Yesterday, five former judges of the Federal Intelligence Surveillance Court testified before the Senate Judiciary Committee on the subject of the amendments to FISA that have been proposed by Senator Arlen Specter. Earlier today, we noted a remarkable contrast in the reporting on the hearing by the Washington Times and the New York Times. The Washington Times headlined its story, “FISA Judges Say Bush Within Law,” and reported:
A panel of former Foreign Intelligence Surveillance Court judges yesterday told members of the Senate Judiciary Committee that President Bush did not act illegally when he created by executive order a wiretapping program conducted by the National Security Agency (NSA).
The New York Times headlined its article, “Judges on Secretive Panel Speak Out on Spy Program,” and wrote:
Five former judges on the nation’s most secretive court, including one who resigned in apparent protest over President Bush’s domestic eavesdropping, urged Congress on Tuesday to give the court a formal role in overseeing the surveillance program.
In a rare glimpse into the inner workings of the secretive court, known as the Foreign Intelligence Surveillance Court, several former judges who served on the panel also voiced skepticism at a Senate hearing about the president’s constitutional authority to order wiretapping on Americans without a court order.
We promised to obtain the transcript of the hearing and figure out who was right. The transcript is available here.
Having reviewed the transcript, I conclude that the Washington Times’ characterization was fair, but arguably overstated; several of the judges said that they could not opine on the NSA program, since they didn’t know its details.

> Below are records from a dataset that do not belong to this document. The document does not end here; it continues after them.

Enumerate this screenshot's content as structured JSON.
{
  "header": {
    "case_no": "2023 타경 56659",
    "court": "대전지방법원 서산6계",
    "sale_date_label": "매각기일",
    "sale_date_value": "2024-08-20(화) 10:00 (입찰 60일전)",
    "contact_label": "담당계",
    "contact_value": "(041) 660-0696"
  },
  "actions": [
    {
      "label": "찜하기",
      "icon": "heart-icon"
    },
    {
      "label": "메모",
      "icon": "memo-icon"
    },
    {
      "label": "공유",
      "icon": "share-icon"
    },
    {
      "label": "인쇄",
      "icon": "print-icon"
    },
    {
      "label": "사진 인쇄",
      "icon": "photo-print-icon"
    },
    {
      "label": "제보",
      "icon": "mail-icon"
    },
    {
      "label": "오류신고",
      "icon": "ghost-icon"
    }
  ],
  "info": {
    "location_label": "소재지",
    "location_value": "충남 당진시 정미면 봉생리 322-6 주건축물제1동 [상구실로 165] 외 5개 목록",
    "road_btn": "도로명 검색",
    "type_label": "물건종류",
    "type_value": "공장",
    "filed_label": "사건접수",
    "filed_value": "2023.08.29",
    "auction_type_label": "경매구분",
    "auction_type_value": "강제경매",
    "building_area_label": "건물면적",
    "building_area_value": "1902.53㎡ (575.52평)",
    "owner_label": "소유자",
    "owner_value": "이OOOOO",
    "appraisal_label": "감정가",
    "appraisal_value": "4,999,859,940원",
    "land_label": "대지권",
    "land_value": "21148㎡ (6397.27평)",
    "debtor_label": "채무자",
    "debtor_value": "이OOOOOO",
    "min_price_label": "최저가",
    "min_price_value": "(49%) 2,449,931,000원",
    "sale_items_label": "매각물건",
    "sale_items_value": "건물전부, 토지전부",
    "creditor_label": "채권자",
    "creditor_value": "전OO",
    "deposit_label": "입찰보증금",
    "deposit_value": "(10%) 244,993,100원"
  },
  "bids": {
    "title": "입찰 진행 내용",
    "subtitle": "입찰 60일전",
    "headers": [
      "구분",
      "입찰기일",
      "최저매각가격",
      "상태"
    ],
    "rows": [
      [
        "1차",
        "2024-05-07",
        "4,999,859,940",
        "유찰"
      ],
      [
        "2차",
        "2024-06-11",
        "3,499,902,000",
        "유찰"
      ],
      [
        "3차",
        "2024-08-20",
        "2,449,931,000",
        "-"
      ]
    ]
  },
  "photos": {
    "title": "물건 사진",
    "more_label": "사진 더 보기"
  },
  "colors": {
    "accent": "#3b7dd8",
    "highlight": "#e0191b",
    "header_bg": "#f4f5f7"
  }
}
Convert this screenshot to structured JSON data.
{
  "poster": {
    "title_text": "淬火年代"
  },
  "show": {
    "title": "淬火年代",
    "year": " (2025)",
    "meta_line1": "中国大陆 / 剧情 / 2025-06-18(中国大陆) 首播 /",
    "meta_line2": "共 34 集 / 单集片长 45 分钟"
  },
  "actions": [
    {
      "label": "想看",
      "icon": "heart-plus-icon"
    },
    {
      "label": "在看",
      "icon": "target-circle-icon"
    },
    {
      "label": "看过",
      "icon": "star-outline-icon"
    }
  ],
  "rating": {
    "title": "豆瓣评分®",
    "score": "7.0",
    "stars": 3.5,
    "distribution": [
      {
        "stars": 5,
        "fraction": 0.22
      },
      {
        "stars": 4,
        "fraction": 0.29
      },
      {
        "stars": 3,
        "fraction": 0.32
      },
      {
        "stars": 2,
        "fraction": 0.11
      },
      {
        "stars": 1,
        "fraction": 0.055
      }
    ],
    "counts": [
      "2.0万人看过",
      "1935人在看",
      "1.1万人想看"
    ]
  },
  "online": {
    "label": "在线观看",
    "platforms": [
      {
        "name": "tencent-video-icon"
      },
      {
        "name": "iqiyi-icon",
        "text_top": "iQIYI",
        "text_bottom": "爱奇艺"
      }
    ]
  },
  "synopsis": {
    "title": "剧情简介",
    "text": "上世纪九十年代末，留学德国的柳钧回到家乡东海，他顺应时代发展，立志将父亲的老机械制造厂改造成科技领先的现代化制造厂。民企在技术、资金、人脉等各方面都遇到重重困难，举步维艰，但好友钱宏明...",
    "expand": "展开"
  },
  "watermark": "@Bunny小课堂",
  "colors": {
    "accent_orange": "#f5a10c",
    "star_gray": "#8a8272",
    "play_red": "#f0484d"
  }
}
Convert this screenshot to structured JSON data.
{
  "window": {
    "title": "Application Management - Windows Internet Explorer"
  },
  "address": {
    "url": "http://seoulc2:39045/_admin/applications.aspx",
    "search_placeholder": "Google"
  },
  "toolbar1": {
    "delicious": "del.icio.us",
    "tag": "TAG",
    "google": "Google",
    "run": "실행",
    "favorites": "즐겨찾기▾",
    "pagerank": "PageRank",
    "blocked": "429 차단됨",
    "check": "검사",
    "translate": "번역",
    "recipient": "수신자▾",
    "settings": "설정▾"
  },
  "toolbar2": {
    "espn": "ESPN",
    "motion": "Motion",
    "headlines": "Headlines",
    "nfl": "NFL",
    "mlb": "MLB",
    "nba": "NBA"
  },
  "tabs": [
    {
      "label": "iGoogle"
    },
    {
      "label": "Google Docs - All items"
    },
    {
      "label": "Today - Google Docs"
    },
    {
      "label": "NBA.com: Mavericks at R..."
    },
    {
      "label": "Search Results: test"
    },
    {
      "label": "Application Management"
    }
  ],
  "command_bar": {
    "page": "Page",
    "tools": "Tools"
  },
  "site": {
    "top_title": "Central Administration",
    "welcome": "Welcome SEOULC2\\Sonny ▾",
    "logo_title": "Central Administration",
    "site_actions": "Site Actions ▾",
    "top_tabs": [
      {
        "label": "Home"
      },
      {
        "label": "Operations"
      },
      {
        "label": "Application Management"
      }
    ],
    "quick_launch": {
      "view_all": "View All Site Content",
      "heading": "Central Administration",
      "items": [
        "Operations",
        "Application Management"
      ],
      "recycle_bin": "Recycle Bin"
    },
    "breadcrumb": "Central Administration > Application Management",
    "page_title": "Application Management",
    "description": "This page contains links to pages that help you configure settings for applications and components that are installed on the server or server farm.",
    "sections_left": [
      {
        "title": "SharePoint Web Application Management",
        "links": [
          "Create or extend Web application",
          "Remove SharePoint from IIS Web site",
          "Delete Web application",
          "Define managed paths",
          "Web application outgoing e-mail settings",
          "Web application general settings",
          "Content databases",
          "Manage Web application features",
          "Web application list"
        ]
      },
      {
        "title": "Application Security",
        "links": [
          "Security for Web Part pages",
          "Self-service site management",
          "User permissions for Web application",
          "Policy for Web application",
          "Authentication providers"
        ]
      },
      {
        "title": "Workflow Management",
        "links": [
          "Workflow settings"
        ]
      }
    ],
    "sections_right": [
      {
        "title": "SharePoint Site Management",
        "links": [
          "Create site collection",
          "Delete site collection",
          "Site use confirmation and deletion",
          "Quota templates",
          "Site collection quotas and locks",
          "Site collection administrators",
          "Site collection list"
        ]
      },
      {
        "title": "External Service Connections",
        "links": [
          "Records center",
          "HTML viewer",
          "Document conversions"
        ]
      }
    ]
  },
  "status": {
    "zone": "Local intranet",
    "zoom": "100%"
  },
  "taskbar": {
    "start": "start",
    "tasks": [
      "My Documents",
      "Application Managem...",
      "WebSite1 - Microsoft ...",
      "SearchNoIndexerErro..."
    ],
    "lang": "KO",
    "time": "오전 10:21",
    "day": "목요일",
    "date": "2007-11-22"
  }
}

The New York Times, however, badly misled its readers. Here are the exchanges where the judges talked about the President’s constitutional authority to order warrantless surveillance:
Judge Kornblum: Presidential authority to conduct wireless [Sic. Presumably Judge Kornblum meant "warrantless."] surveillance in the United States I believe exists, but it is not the President’s job to determine what that authority is. It is the job of the judiciary. *** The President’s intelligence authorities come from three brief elements in Article II….As you know, in Article I, Section 8, Congress has enumerated powers as well as the power to legislate all enactments necessary and proper to their specific authorities, and I believe that is what the President has, similar authority to take executive action necessary and proper to carry out his enumerated responsibilities of which today we are only talking about surveillance of Americans. ***
Senator Feinstein: Now I want to clear something up. Judge Kornblum spoke about Congress’s power to pass laws to allow the President to carry out domestic electronic surveillance, and we know that FISA is the exclusive means of so doing. Is such a law, that provides both the authority and the rules for carrying out that authority, are those rules then binding on the President?
Judge Kornblum: No President has ever agreed to that. ***
Senator Feinstein: What do you think as a Judge?
Judge Kornblum: I think–as a Magistrate Judge, not a District Judge, that a President would be remiss in exercising his Constitutional authority to say that, “I surrender all of my power to a statute,” and, frankly, I doubt that Congress, in a statute, can take away the President’s authority, not his inherent authority, but his necessary and proper authority.
Senator Feinstein: I would like to go down the line if I could. *** Judge Baker?
Judge Baker: No, I do not believe that a President would say that.
Senator Feinstein: No. I am talking about FISA, and is a President bound by the rules and regulations of FISA?
Judge Baker: If it is held constitutional and it is passed, I suppose, just like everyone else, he is under the law too.
Senator Feinstein: Judge?
Judge Stafford: Everyone is bound by the law, but I do not believe, with all due respect, that even an act of Congress can limit the President’s power under the Necessary and Proper Clause under the Constitution.
Chairman Specter: I think the thrust of what you are saying is the President is bound by statute like everyone else unless it impinges on his constitutional authority, and a statute cannot take away the President’s constitutional authority. Anybody disagree with that?
Chairman Specter: Everybody agrees with that.
New York Times reporter Eric Lichtblau has a considerable career investment (and, I suspect, an ideological investment as well) in the idea that the NSA program is illegal. It would seem that Lichtblau’s preconceptions and biases prevented him from accurately reporting what happened in the Judiciary Committee hearing yesterday. His suggestion that the main thrust of the judges’ testimony was to “voice skepticism about the president’s constitutional authority” is simply wrong; in fact, I can’t find a single line in more than 100 pages of transcript that supports Lichtblau’s reporting. It’s a sad thing when a once-respected newspaper can’t be counted on for a straight account of a Congressional hearing.
UPDATE: For more, see Scott’s post here.